_Problem details_:
Copy out each line in the listing below where the word "icon" appears.

---

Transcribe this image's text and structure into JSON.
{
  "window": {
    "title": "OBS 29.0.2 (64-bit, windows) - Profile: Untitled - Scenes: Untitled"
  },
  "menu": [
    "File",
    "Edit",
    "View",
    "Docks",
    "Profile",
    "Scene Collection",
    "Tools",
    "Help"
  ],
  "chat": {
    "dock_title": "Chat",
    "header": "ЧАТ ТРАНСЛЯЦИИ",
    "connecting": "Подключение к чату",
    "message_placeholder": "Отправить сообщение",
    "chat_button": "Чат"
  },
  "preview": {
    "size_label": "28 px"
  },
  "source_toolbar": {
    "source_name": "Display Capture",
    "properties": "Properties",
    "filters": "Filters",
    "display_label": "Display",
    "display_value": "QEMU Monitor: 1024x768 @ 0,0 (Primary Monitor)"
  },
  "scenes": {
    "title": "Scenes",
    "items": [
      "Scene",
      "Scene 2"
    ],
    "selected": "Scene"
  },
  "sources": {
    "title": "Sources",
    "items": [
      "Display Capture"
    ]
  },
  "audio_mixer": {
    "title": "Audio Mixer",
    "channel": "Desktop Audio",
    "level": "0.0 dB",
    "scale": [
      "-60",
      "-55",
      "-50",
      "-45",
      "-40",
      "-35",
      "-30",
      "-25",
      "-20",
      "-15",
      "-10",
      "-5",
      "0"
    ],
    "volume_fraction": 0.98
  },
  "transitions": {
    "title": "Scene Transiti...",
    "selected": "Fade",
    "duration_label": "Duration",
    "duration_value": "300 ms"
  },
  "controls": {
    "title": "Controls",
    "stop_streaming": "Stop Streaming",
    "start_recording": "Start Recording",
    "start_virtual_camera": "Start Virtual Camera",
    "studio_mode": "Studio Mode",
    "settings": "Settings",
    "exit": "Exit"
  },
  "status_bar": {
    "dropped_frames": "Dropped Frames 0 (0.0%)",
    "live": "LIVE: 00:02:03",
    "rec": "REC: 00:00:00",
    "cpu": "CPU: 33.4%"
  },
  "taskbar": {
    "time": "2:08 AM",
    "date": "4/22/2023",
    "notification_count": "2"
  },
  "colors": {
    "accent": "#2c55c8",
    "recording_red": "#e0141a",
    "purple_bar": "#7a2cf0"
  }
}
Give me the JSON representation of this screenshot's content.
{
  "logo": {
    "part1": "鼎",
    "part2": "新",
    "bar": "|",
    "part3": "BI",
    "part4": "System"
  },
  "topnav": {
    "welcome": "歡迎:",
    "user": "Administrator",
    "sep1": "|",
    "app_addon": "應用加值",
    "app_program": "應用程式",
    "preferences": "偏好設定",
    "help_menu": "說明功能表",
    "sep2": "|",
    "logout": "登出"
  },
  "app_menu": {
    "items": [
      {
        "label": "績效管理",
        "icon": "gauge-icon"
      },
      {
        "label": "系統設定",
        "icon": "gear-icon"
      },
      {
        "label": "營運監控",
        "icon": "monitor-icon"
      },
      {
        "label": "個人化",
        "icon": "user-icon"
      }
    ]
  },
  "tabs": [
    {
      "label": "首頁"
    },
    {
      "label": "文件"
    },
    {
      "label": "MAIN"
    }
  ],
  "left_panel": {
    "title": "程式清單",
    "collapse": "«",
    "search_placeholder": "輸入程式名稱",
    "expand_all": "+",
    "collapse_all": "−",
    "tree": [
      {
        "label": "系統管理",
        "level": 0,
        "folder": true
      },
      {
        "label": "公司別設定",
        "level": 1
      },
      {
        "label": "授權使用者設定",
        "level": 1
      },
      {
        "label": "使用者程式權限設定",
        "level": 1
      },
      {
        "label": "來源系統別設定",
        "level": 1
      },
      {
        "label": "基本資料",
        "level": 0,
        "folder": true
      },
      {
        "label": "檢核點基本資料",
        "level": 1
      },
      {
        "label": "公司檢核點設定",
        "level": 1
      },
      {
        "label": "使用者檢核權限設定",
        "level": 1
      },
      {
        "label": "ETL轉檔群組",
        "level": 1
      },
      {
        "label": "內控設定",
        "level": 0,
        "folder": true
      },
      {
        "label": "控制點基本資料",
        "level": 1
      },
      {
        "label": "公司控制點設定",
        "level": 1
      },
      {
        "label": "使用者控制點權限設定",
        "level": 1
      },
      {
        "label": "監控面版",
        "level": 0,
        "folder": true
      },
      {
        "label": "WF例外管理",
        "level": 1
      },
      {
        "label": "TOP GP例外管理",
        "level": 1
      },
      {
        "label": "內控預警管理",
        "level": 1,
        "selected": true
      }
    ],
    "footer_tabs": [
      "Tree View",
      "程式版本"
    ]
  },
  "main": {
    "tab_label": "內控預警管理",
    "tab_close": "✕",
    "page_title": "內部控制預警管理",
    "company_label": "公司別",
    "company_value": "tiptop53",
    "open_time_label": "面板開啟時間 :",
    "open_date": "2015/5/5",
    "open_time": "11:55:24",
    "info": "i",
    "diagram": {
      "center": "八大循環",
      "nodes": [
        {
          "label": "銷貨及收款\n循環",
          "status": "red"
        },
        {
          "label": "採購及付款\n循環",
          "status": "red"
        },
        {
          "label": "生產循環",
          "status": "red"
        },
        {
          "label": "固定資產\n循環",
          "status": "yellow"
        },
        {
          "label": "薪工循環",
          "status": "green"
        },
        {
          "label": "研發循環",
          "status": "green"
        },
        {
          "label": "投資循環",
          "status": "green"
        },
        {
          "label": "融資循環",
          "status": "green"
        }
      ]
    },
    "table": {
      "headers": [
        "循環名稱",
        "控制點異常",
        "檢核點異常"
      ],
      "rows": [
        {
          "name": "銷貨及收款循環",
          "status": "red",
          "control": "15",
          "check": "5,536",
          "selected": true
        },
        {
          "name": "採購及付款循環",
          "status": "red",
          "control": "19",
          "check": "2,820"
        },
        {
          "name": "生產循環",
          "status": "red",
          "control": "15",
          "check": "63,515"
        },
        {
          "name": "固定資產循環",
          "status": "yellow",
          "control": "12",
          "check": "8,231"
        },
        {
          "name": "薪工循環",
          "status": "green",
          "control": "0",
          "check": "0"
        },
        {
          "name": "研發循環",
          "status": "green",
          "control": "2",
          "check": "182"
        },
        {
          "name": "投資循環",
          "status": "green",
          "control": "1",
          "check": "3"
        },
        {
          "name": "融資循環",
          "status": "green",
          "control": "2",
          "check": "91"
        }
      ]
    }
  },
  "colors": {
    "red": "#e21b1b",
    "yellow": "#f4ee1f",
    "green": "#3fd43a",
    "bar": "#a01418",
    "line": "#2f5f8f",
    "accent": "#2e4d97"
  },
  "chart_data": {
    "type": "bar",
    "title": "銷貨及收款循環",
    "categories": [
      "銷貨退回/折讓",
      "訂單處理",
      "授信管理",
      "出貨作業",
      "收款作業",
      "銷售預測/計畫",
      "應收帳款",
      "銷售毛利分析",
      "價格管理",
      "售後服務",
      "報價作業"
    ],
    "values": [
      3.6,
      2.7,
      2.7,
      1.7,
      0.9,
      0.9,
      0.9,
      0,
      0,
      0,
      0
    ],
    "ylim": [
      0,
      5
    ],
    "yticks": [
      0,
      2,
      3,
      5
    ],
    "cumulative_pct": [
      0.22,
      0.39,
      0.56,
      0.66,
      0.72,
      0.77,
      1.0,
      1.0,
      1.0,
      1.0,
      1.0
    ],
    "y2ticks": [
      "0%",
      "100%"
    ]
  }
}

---

_Task output_:
        "icon": "gauge-icon"
        "icon": "gear-icon"
        "icon": "monitor-icon"
        "icon": "user-icon"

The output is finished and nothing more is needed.